Gemia Island is a small privately-owned island located near to Kapas island. Home to just one resort, the Gem Island Resort, it's the place to go to for that East coastisland visit without the crowds! This private island getaway has 45 seafront villas wrapped around the coastlines of the tiny gem of an island. The resort offers half board (includes breakfast and dinner) and full board packages (all meals provided) - they currently have specialPost-COVID packages, so do enquire with them to find out more! Getting there: You can reach the island from the Marang Jetty by either taking a drive there through the scenic East Coast roads or by local carrier flights to Kuala Terengganu, which is located 30-40 minutes away from the jetty. A 15-minute boat ride will then take you to the private island.
5. Kapas Island (Terengganu)
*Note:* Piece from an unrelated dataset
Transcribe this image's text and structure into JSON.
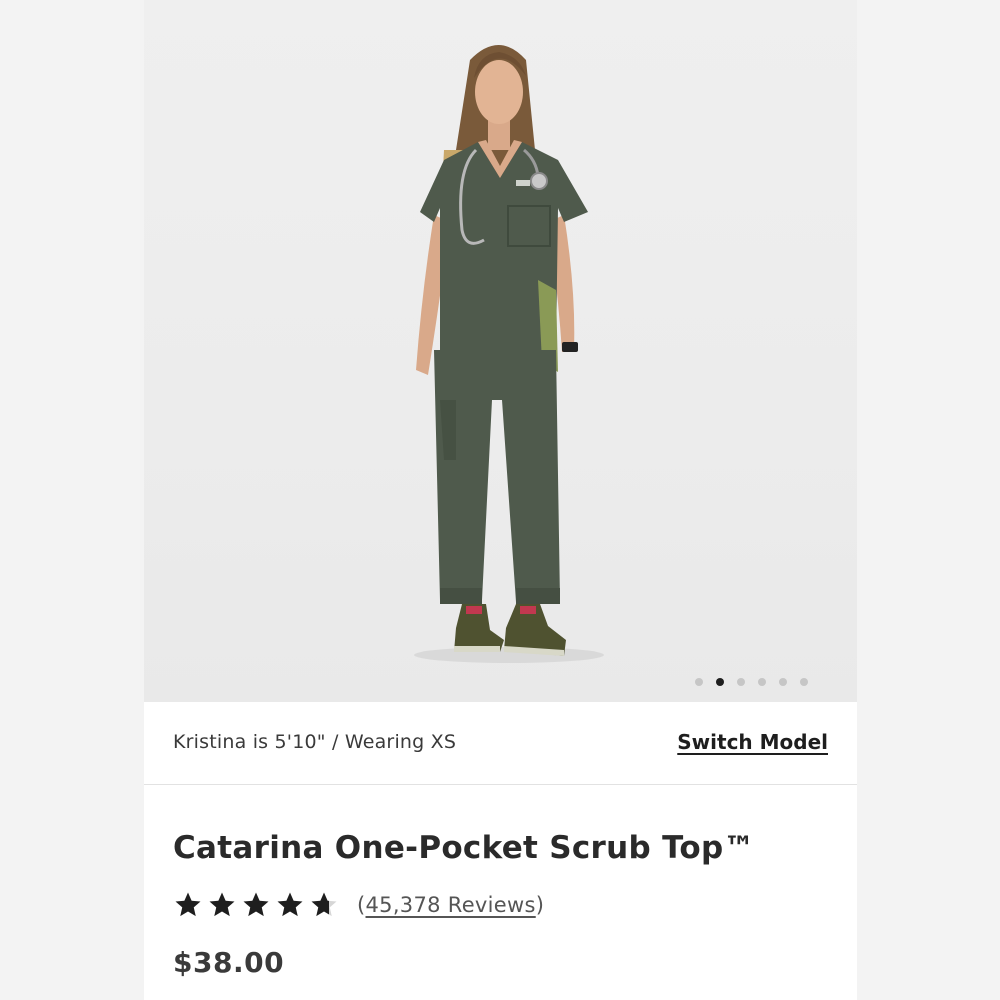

Pulau Kapas is less commercialised compared to Redang or Tioman, and as a result, still retains most of its old-school island charm with small chalets and an easy-going pace. This is the place to totally relax and enjoy the pristine sandy white beaches with a bit of snorkelling and hiking 😊 The white sandy beaches of Kapas island have walking pathways that connect one beach to another, making is a great way to spend your morning or evening for a leisurely stroll. Kapas island is also a great place to gohiking. You can go jungle trekking through the forest, or head to a new spot that's becoming iconic to the island - Bukit Singa or Lion Hill! Similar to Windmill Point on Perhentian island, getting there is not the easiest task, but doable for those willing to make the trek, with a super lovely pay-off at the end in the form of some amazing scenery. To note, there is no established hiking route, so visitors who head there have to follow the rocky coastline, with some sections requiring trekkers to wade through water. But you have an easier option too - for those who want to skip the hike, you can take a boat out there, provided that it's not during low tide. Visitors to Kapas island must take a boat from Marang Jetty in Kuala Terengganu. From Marang Jetty, it takes about 10 minutes to reach the island.
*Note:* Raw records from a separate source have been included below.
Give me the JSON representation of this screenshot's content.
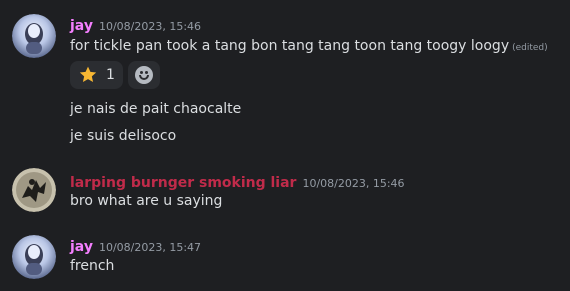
{
  "colors": {
    "background": "#1e1f22",
    "jay_name": "#f47fff",
    "liar_name": "#c02b4a",
    "timestamp": "#949ba4",
    "text": "#dbdee1"
  },
  "messages": [
    {
      "author": "jay",
      "timestamp": "10/08/2023, 15:46",
      "avatar": "jay-avatar",
      "lines": [
        "for tickle pan took a tang bon tang tang toon tang toogy loogy",
        "je nais de pait chaocalte",
        "je suis delisoco"
      ],
      "edited_label": "(edited)",
      "reactions": [
        {
          "emoji": "star-icon",
          "count": "1"
        }
      ]
    },
    {
      "author": "larping burnger smoking liar",
      "timestamp": "10/08/2023, 15:46",
      "avatar": "liar-avatar",
      "lines": [
        "bro what are u saying"
      ]
    },
    {
      "author": "jay",
      "timestamp": "10/08/2023, 15:47",
      "avatar": "jay-avatar",
      "lines": [
        "french"
      ]
    }
  ]
}
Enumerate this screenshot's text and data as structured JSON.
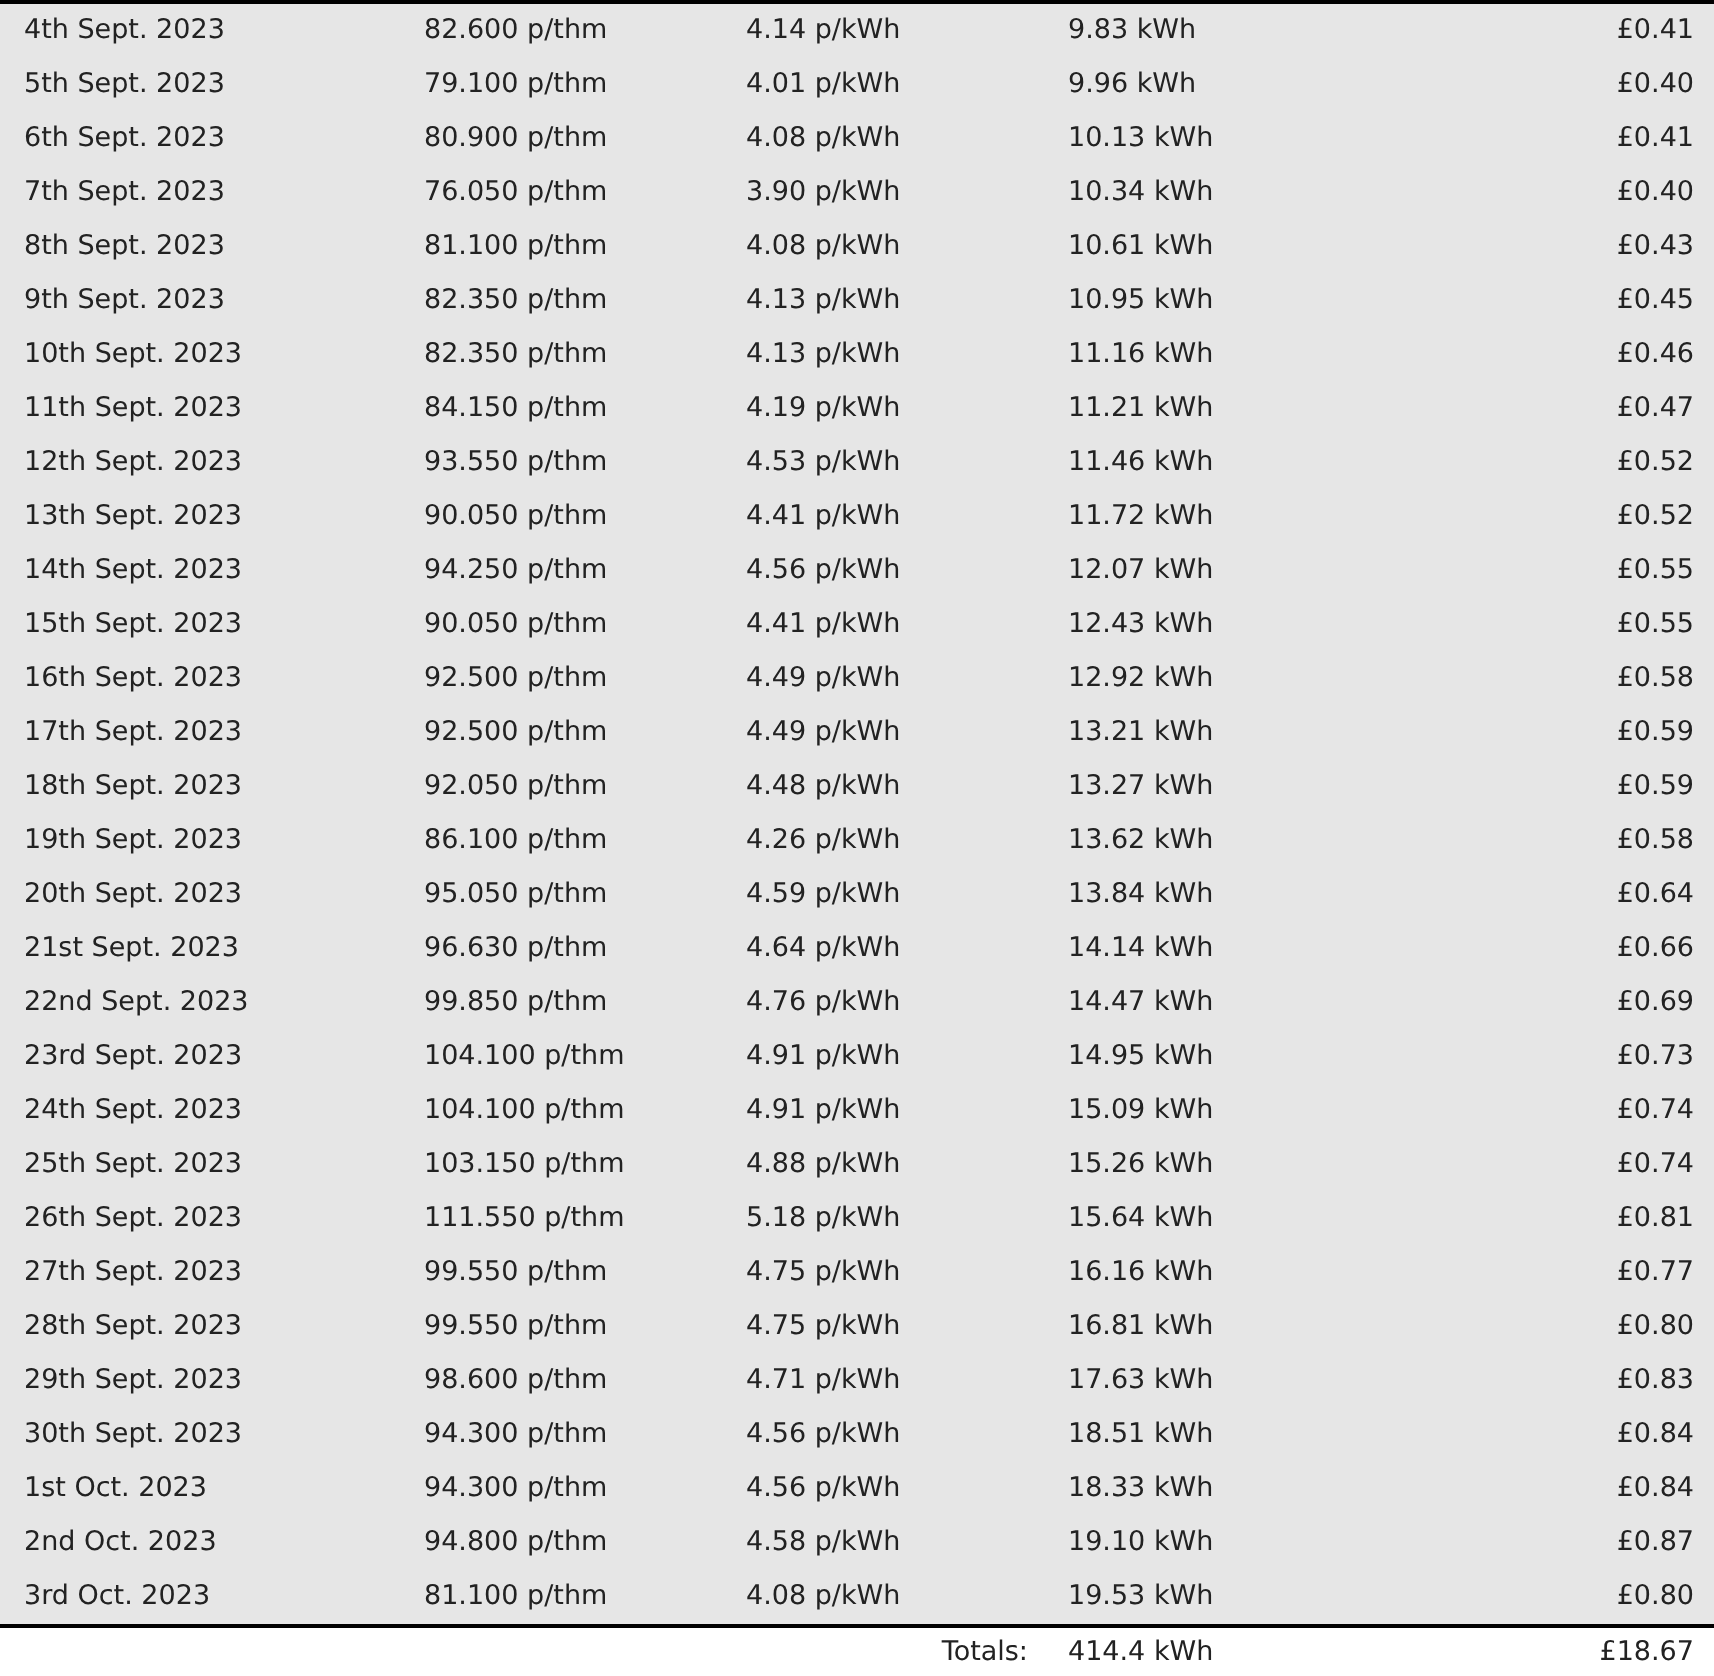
{
  "rows": [
    [
      "4th Sept. 2023",
      "82.600 p/thm",
      "4.14 p/kWh",
      "9.83 kWh",
      "£0.41"
    ],
    [
      "5th Sept. 2023",
      "79.100 p/thm",
      "4.01 p/kWh",
      "9.96 kWh",
      "£0.40"
    ],
    [
      "6th Sept. 2023",
      "80.900 p/thm",
      "4.08 p/kWh",
      "10.13 kWh",
      "£0.41"
    ],
    [
      "7th Sept. 2023",
      "76.050 p/thm",
      "3.90 p/kWh",
      "10.34 kWh",
      "£0.40"
    ],
    [
      "8th Sept. 2023",
      "81.100 p/thm",
      "4.08 p/kWh",
      "10.61 kWh",
      "£0.43"
    ],
    [
      "9th Sept. 2023",
      "82.350 p/thm",
      "4.13 p/kWh",
      "10.95 kWh",
      "£0.45"
    ],
    [
      "10th Sept. 2023",
      "82.350 p/thm",
      "4.13 p/kWh",
      "11.16 kWh",
      "£0.46"
    ],
    [
      "11th Sept. 2023",
      "84.150 p/thm",
      "4.19 p/kWh",
      "11.21 kWh",
      "£0.47"
    ],
    [
      "12th Sept. 2023",
      "93.550 p/thm",
      "4.53 p/kWh",
      "11.46 kWh",
      "£0.52"
    ],
    [
      "13th Sept. 2023",
      "90.050 p/thm",
      "4.41 p/kWh",
      "11.72 kWh",
      "£0.52"
    ],
    [
      "14th Sept. 2023",
      "94.250 p/thm",
      "4.56 p/kWh",
      "12.07 kWh",
      "£0.55"
    ],
    [
      "15th Sept. 2023",
      "90.050 p/thm",
      "4.41 p/kWh",
      "12.43 kWh",
      "£0.55"
    ],
    [
      "16th Sept. 2023",
      "92.500 p/thm",
      "4.49 p/kWh",
      "12.92 kWh",
      "£0.58"
    ],
    [
      "17th Sept. 2023",
      "92.500 p/thm",
      "4.49 p/kWh",
      "13.21 kWh",
      "£0.59"
    ],
    [
      "18th Sept. 2023",
      "92.050 p/thm",
      "4.48 p/kWh",
      "13.27 kWh",
      "£0.59"
    ],
    [
      "19th Sept. 2023",
      "86.100 p/thm",
      "4.26 p/kWh",
      "13.62 kWh",
      "£0.58"
    ],
    [
      "20th Sept. 2023",
      "95.050 p/thm",
      "4.59 p/kWh",
      "13.84 kWh",
      "£0.64"
    ],
    [
      "21st Sept. 2023",
      "96.630 p/thm",
      "4.64 p/kWh",
      "14.14 kWh",
      "£0.66"
    ],
    [
      "22nd Sept. 2023",
      "99.850 p/thm",
      "4.76 p/kWh",
      "14.47 kWh",
      "£0.69"
    ],
    [
      "23rd Sept. 2023",
      "104.100 p/thm",
      "4.91 p/kWh",
      "14.95 kWh",
      "£0.73"
    ],
    [
      "24th Sept. 2023",
      "104.100 p/thm",
      "4.91 p/kWh",
      "15.09 kWh",
      "£0.74"
    ],
    [
      "25th Sept. 2023",
      "103.150 p/thm",
      "4.88 p/kWh",
      "15.26 kWh",
      "£0.74"
    ],
    [
      "26th Sept. 2023",
      "111.550 p/thm",
      "5.18 p/kWh",
      "15.64 kWh",
      "£0.81"
    ],
    [
      "27th Sept. 2023",
      "99.550 p/thm",
      "4.75 p/kWh",
      "16.16 kWh",
      "£0.77"
    ],
    [
      "28th Sept. 2023",
      "99.550 p/thm",
      "4.75 p/kWh",
      "16.81 kWh",
      "£0.80"
    ],
    [
      "29th Sept. 2023",
      "98.600 p/thm",
      "4.71 p/kWh",
      "17.63 kWh",
      "£0.83"
    ],
    [
      "30th Sept. 2023",
      "94.300 p/thm",
      "4.56 p/kWh",
      "18.51 kWh",
      "£0.84"
    ],
    [
      "1st Oct. 2023",
      "94.300 p/thm",
      "4.56 p/kWh",
      "18.33 kWh",
      "£0.84"
    ],
    [
      "2nd Oct. 2023",
      "94.800 p/thm",
      "4.58 p/kWh",
      "19.10 kWh",
      "£0.87"
    ],
    [
      "3rd Oct. 2023",
      "81.100 p/thm",
      "4.08 p/kWh",
      "19.53 kWh",
      "£0.80"
    ]
  ],
  "totals": {
    "label": "Totals:",
    "energy": "414.4 kWh",
    "cost": "£18.67"
  }
}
6. Tenggol Island (Terengganu)
Looking for something off the beaten path? Then Tenggol island may be the place for your! This island located closer to the south of Terengganu's coast is more known among divers looking to explore the beautiful dive sites surrounding the island. While divers previously made day trips to Tenggol, there are nowtwo resorts open there - Tenggol Coral Beach Resort and Tenggol Island Beach Resort. Best of all, these resorts don't just cater to experienced divers, but welcome anyone looking to snorkel or dive at any ability level! It won't be a luxurious getaway as the resorts offer more laid-back, affordable accommodation, but for sea-lovers, it'll be an awesome experience to explore the untouched beauty of this east coast island. Visitors make their way to Tenggol island by ferry from Kuala Dungun - it takes about an hour to get there from the mainland by boat. For those flying to Kuala Terengganu, you can get a taxi or bus from the airport to Kuala Dungun (about an hour's journey).
7. Lang Tengah Island (Terengganu)
Lang Tengah Island is situated between Perhentian and Redang Island. The island has plenty to offer from stunning white beaches (it's been called the Maldives of Southeast-Asia!) to island activities, but it is known for being a popular place for turtle sightings and nesting. It's home to one of Malaysia's top conservation programs, Lang Tengah Turtle Watch. The organization has plenty of volunteers who come from all around the world and stay at the island for a minimum of one week andhelp out with programs such as guarding turtle nests, and turtle survey work. There's a small number of resorts available on Lang Tengah, from the mid-range D'Coconute Lagoon to the more upscale Summer Bay Lang Tengah and Seri Pacifica. So whichever your budget you'll find the perfect base from which to go out and do all your favourite water activities like snorkelling, diving and more. Similar to Kapas island, visitors to Lang Tengah get there via boat from Marang Jetty. It takes about 30 - 45 minutes to get there. The east coast islands have a certain charm and beauty that is calling to be explored. And as Malaysian start travelling within the country, it's the perfect opportunity to explore these gems that we're blessed to have in our own backyard!